The origins of Mothering Sunday go way back into antiquity. It was originally a pagan festival, held in honour of the Mother goddess Cybele. After Constantine converted to Christianity, the Roman Empire began to celebrate it as a Christian Festival, honouring the Blessed Virgin Mary and Mother Church. Mary, the mother of Jesus is a model of good motherhood, standing by Jesus throughout his life and at his death as he fulfilled God’s work of redemption.
During the 16th-century, it was the custom that domestic servants were given the day off so that they could go home and see their own mothers. If lucky, they would pick flowers from the hedgerows along the way to give to them. Often it was the only day of the year when families could come together. It really is a poignant and thought-provoking Sunday to celebrate in the midst of our Lent austerities and Covid restrictions.
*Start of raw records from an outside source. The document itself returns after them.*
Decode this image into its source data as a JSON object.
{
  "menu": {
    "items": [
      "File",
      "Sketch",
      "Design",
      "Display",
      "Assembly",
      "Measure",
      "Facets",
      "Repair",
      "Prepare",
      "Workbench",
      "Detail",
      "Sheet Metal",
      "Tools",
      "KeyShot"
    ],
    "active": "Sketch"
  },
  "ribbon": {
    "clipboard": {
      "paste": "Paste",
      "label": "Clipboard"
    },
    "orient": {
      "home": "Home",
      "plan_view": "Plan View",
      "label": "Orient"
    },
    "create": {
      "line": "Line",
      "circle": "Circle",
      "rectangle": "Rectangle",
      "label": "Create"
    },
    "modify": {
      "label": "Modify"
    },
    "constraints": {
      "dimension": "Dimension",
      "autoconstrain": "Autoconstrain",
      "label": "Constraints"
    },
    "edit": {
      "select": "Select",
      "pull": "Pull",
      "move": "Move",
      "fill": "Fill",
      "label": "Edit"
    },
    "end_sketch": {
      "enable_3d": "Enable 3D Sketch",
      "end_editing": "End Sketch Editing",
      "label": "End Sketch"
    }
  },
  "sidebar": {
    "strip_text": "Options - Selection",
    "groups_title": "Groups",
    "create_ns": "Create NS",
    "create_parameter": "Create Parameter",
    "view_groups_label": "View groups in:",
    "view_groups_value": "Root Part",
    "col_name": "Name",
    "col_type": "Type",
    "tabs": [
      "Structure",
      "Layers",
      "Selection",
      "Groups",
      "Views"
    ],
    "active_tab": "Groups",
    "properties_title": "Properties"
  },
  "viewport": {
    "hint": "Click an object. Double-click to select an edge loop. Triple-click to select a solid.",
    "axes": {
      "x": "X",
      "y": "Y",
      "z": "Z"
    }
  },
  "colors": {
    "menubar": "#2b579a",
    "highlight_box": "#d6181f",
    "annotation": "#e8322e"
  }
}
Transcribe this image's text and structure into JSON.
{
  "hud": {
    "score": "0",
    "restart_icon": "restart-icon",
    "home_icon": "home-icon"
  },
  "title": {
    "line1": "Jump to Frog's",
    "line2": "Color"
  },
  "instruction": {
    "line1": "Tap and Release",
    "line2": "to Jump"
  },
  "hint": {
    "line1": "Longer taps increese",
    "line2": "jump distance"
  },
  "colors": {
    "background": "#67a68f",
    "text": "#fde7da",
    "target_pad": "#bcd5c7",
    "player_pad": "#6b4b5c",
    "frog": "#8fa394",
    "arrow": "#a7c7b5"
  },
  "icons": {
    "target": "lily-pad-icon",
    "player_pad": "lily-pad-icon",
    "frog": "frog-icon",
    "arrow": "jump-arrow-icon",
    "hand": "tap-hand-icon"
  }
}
Sadly, our churches remain closed at this time, so we are unable to have the formal celebration of the Eucharist or distribute posies to mothers. Yet we can all use this time to celebrate the love of our mothers and carers who have loved us and stood by us throughout the years. It is also a time to give thanks to God for Mother Church, formed out of the sacrifice of Jesus on the cross. Mother Church is where we should find comfort and support, encouragement, love and hospitality. When we open again, let’s be sure to celebrate with thankful hearts.